No. Even while possible, disconnection for non-payment is unlikely because the electric bill at that site is lower as a result of the investment in efficiency upgrades.

Would an opt-in tariff for energy efficiency upgrades include disconnection for non-payment of the program charge?

Yes. Once approved as a tariff, the PAYS charge will be covering costs for an essential utility service, subject to the same disconnection rules as a regular bill.
See: 04 NCAC 11 R12-11 (“Disconnection of Residential Customer’s Electric Service,” which refers simply to the bill and defines payments as “delivery of the amount due to a company.”

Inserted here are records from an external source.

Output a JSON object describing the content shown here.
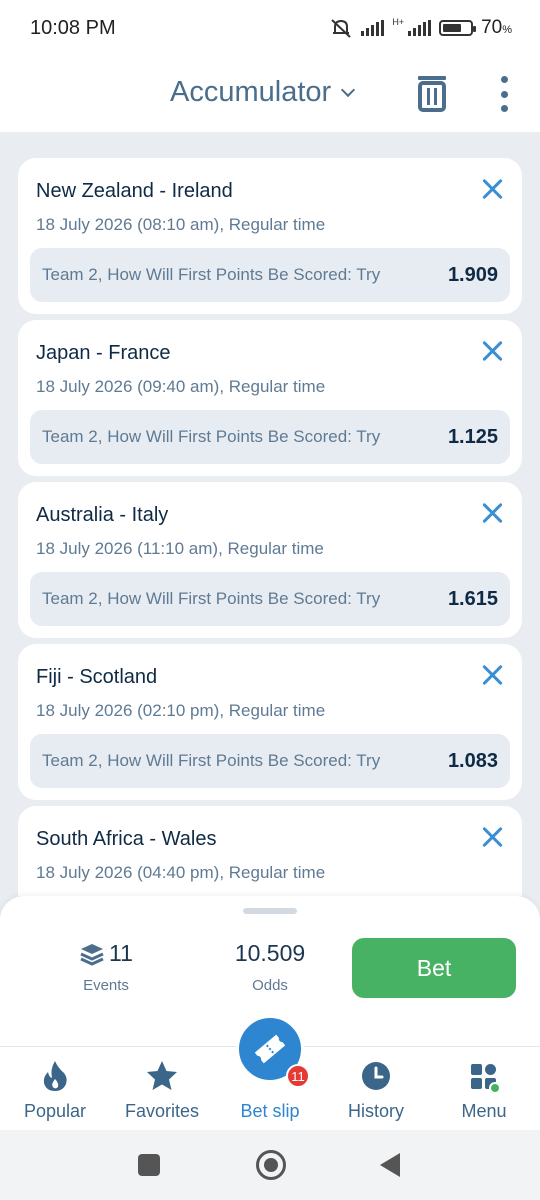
{
  "status_bar": {
    "time": "10:08 PM",
    "network": "H+",
    "battery_percent": "70",
    "battery_unit": "%"
  },
  "header": {
    "title": "Accumulator"
  },
  "bets": [
    {
      "match": "New Zealand - Ireland",
      "datetime": "18 July 2026 (08:10 am), Regular time",
      "selection": "Team 2, How Will First Points Be Scored: Try",
      "odds": "1.909"
    },
    {
      "match": "Japan - France",
      "datetime": "18 July 2026 (09:40 am), Regular time",
      "selection": "Team 2, How Will First Points Be Scored: Try",
      "odds": "1.125"
    },
    {
      "match": "Australia - Italy",
      "datetime": "18 July 2026 (11:10 am), Regular time",
      "selection": "Team 2, How Will First Points Be Scored: Try",
      "odds": "1.615"
    },
    {
      "match": "Fiji - Scotland",
      "datetime": "18 July 2026 (02:10 pm), Regular time",
      "selection": "Team 2, How Will First Points Be Scored: Try",
      "odds": "1.083"
    },
    {
      "match": "South Africa - Wales",
      "datetime": "18 July 2026 (04:40 pm), Regular time",
      "selection": "",
      "odds": ""
    }
  ],
  "summary": {
    "events_count": "11",
    "events_label": "Events",
    "odds_value": "10.509",
    "odds_label": "Odds",
    "bet_label": "Bet"
  },
  "bottom_nav": {
    "popular": "Popular",
    "favorites": "Favorites",
    "bet_slip": "Bet slip",
    "bet_slip_badge": "11",
    "history": "History",
    "menu": "Menu"
  },
  "colors": {
    "accent": "#2d86cf",
    "bet_button": "#47b263",
    "badge": "#e53935",
    "background": "#e9edf2"
  }
}
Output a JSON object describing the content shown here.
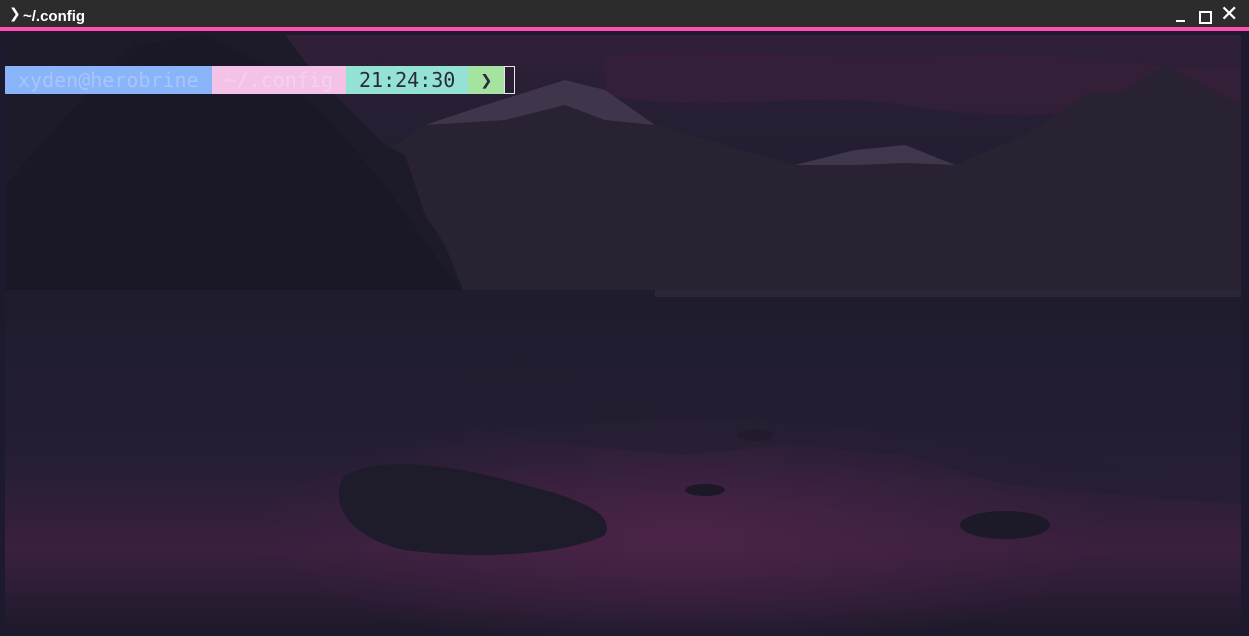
{
  "window": {
    "title_icon": "❯",
    "title": "~/.config",
    "controls": {
      "minimize_icon": "minimize-icon",
      "maximize_icon": "maximize-icon",
      "close_icon": "close-icon",
      "close_glyph": "✕"
    },
    "accent_color": "#ff4fb0"
  },
  "prompt": {
    "user_host": "xyden@herobrine",
    "path": "~/.config",
    "time": "21:24:30",
    "arrow": "❯",
    "colors": {
      "user": "#89b4fa",
      "path": "#f5c2e7",
      "time": "#94e2d5",
      "arrow": "#a6e3a1"
    }
  }
}
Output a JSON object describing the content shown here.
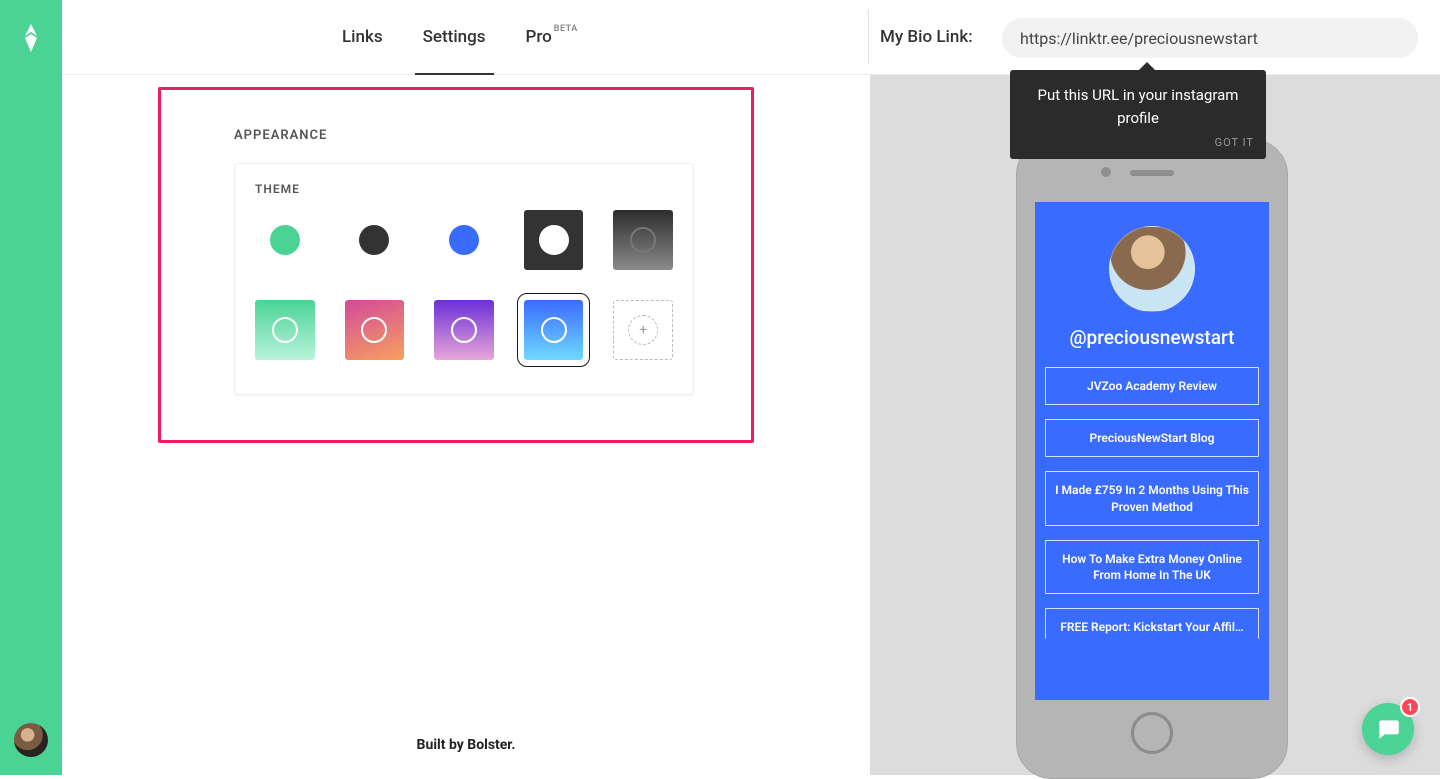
{
  "header": {
    "tabs": {
      "links": "Links",
      "settings": "Settings",
      "pro": "Pro",
      "pro_badge": "BETA"
    },
    "bio_label": "My Bio Link:",
    "bio_url": "https://linktr.ee/preciousnewstart",
    "tooltip_text": "Put this URL in your instagram profile",
    "tooltip_action": "GOT IT"
  },
  "appearance": {
    "section_title": "APPEARANCE",
    "theme_label": "THEME"
  },
  "preview": {
    "handle": "@preciousnewstart",
    "links": [
      "JVZoo Academy Review",
      "PreciousNewStart Blog",
      "I Made £759 In 2 Months Using This Proven Method",
      "How To Make Extra Money Online From Home In The UK",
      "FREE Report: Kickstart Your Affil…"
    ]
  },
  "footer": "Built by Bolster.",
  "chat_badge": "1"
}
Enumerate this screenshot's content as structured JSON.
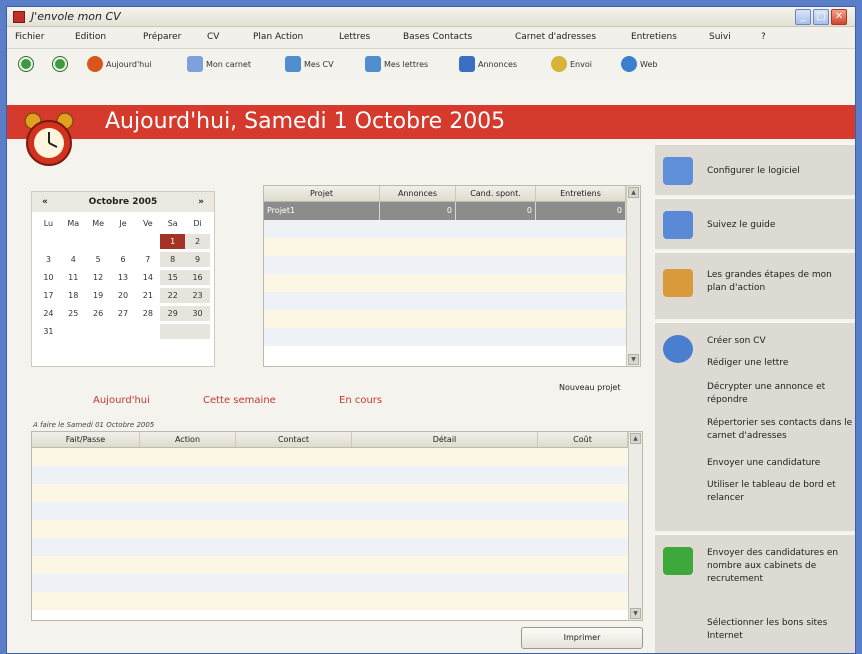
{
  "window": {
    "title": "J'envole mon CV"
  },
  "menu": [
    "Fichier",
    "Edition",
    "Préparer",
    "CV",
    "Plan Action",
    "Lettres",
    "Bases Contacts",
    "Carnet d'adresses",
    "Entretiens",
    "Suivi",
    "?"
  ],
  "toolbar": {
    "back_icon": "back-arrow-icon",
    "forward_icon": "forward-arrow-icon",
    "buttons": [
      {
        "label": "Aujourd'hui",
        "icon": "clock-icon",
        "color": "#d8561c"
      },
      {
        "label": "Mon carnet",
        "icon": "notebook-icon",
        "color": "#7fa0d8"
      },
      {
        "label": "Mes CV",
        "icon": "cv-icon",
        "color": "#4f8fd0"
      },
      {
        "label": "Mes lettres",
        "icon": "letters-icon",
        "color": "#4f8fd0"
      },
      {
        "label": "Annonces",
        "icon": "annonces-icon",
        "color": "#3a6fc2"
      },
      {
        "label": "Envoi",
        "icon": "send-icon",
        "color": "#d8b23a"
      },
      {
        "label": "Web",
        "icon": "globe-icon",
        "color": "#3a7fd0"
      }
    ]
  },
  "banner": {
    "title": "Aujourd'hui, Samedi 1 Octobre 2005",
    "color": "#d63a2c"
  },
  "calendar": {
    "month": "Octobre 2005",
    "prev": "«",
    "next": "»",
    "weekdays": [
      "Lu",
      "Ma",
      "Me",
      "Je",
      "Ve",
      "Sa",
      "Di"
    ],
    "weeks": [
      [
        "",
        "",
        "",
        "",
        "",
        "1",
        "2"
      ],
      [
        "3",
        "4",
        "5",
        "6",
        "7",
        "8",
        "9"
      ],
      [
        "10",
        "11",
        "12",
        "13",
        "14",
        "15",
        "16"
      ],
      [
        "17",
        "18",
        "19",
        "20",
        "21",
        "22",
        "23"
      ],
      [
        "24",
        "25",
        "26",
        "27",
        "28",
        "29",
        "30"
      ],
      [
        "31",
        "",
        "",
        "",
        "",
        "",
        ""
      ]
    ],
    "today": "1"
  },
  "projects_grid": {
    "columns": [
      "Projet",
      "Annonces",
      "Cand. spont.",
      "Entretiens"
    ],
    "rows": [
      [
        "Projet1",
        "0",
        "0",
        "0"
      ]
    ]
  },
  "tabs": [
    "Aujourd'hui",
    "Cette semaine",
    "En cours"
  ],
  "new_project": "Nouveau projet",
  "tasks_grid": {
    "caption": "A faire le Samedi 01 Octobre 2005",
    "columns": [
      "Fait/Passe",
      "Action",
      "Contact",
      "Détail",
      "Coût"
    ]
  },
  "print_button": "Imprimer",
  "right_panel": {
    "blocks": [
      {
        "icon": "config-icon",
        "items": [
          "Configurer le logiciel"
        ]
      },
      {
        "icon": "guide-icon",
        "items": [
          "Suivez le guide"
        ]
      },
      {
        "icon": "steps-icon",
        "items": [
          "Les grandes étapes de mon plan d'action"
        ]
      },
      {
        "icon": "cv-create-icon",
        "items": [
          "Créer son CV",
          "Rédiger une lettre",
          "Décrypter une annonce et répondre",
          "Répertorier ses contacts dans le carnet d'adresses",
          "Envoyer une candidature",
          "Utiliser le tableau de bord et relancer"
        ]
      },
      {
        "icon": "send-many-icon",
        "items": [
          "Envoyer des candidatures en nombre aux cabinets de recrutement",
          "Sélectionner les bons sites Internet"
        ]
      }
    ]
  }
}
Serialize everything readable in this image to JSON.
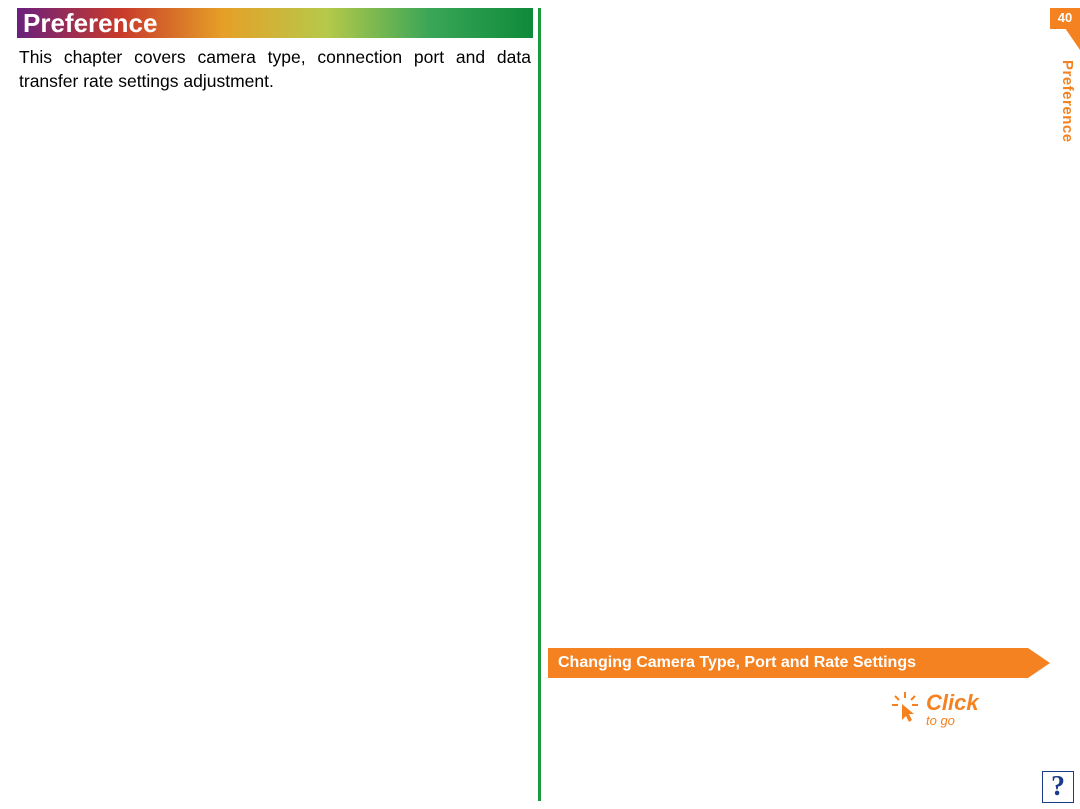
{
  "header": {
    "title": "Preference"
  },
  "body": {
    "paragraph": "This chapter covers camera type, connection port and data transfer rate settings adjustment."
  },
  "page": {
    "number": "40",
    "side_label": "Preference"
  },
  "banner": {
    "text": "Changing Camera Type, Port and Rate Settings"
  },
  "cta": {
    "word": "Click",
    "sub": "to go"
  },
  "help": {
    "symbol": "?"
  }
}
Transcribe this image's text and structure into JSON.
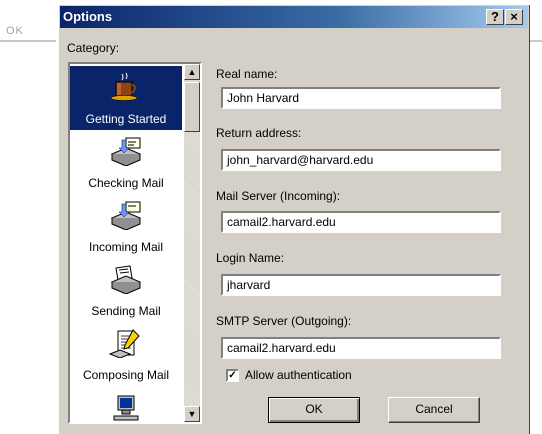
{
  "background": {
    "ok_text": "OK"
  },
  "dialog": {
    "title": "Options",
    "help_label": "?",
    "close_label": "×"
  },
  "category": {
    "label": "Category:",
    "items": [
      {
        "label": "Getting Started",
        "icon": "coffee-cup-icon",
        "selected": true
      },
      {
        "label": "Checking Mail",
        "icon": "check-mail-icon",
        "selected": false
      },
      {
        "label": "Incoming Mail",
        "icon": "incoming-mail-icon",
        "selected": false
      },
      {
        "label": "Sending Mail",
        "icon": "sending-mail-icon",
        "selected": false
      },
      {
        "label": "Composing Mail",
        "icon": "composing-mail-icon",
        "selected": false
      },
      {
        "label": "",
        "icon": "computer-icon",
        "selected": false
      }
    ]
  },
  "fields": {
    "real_name": {
      "label": "Real name:",
      "value": "John Harvard"
    },
    "return_address": {
      "label": "Return address:",
      "value": "john_harvard@harvard.edu"
    },
    "mail_server": {
      "label": "Mail Server (Incoming):",
      "value": "camail2.harvard.edu"
    },
    "login_name": {
      "label": "Login Name:",
      "value": "jharvard"
    },
    "smtp_server": {
      "label": "SMTP Server (Outgoing):",
      "value": "camail2.harvard.edu"
    }
  },
  "allow_auth": {
    "label": "Allow authentication",
    "checked": true,
    "mark": "✓"
  },
  "buttons": {
    "ok": "OK",
    "cancel": "Cancel"
  },
  "colors": {
    "title_bar": "#0a246a",
    "selection": "#0a246a",
    "face": "#d4d0c8"
  }
}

In the case of a renter, does the opt-in tariff require landlord approval?

Before the utility can upgrade a property, the owner must consent. In the same agreement, the owner agrees to disclose to successor renters or prospective buyers that the utility has made improvements that result in savings for the account holder at that site. The agreement provides the owner with language that can be added to a lease agreement, for example.

Is customer satisfaction data available from utilities with existing investment programs based on the PAYS system?

The How$mart program offered by Midwest Energy is the largest and longest-running residential tariffed on-bill program using the PAYS system. Midwest Energy has reported that 85% of its general membership gave the cooperative a high score for customer satisfaction, compared to 97% for participants in the How$mart® program. Similarly, the cooperative reported that 68% of its general membership gave the cooperative a high score for value compared to 96% for How$mart® participants.

Where can I find more information on PAYS for energy efficiency building upgrades?

Energy Efficiency Institute, Inc., the creator of PAYS, produced a Decision Tool for Utility Managers at the request of Roanoke Electric, which has posted that valuable resource online: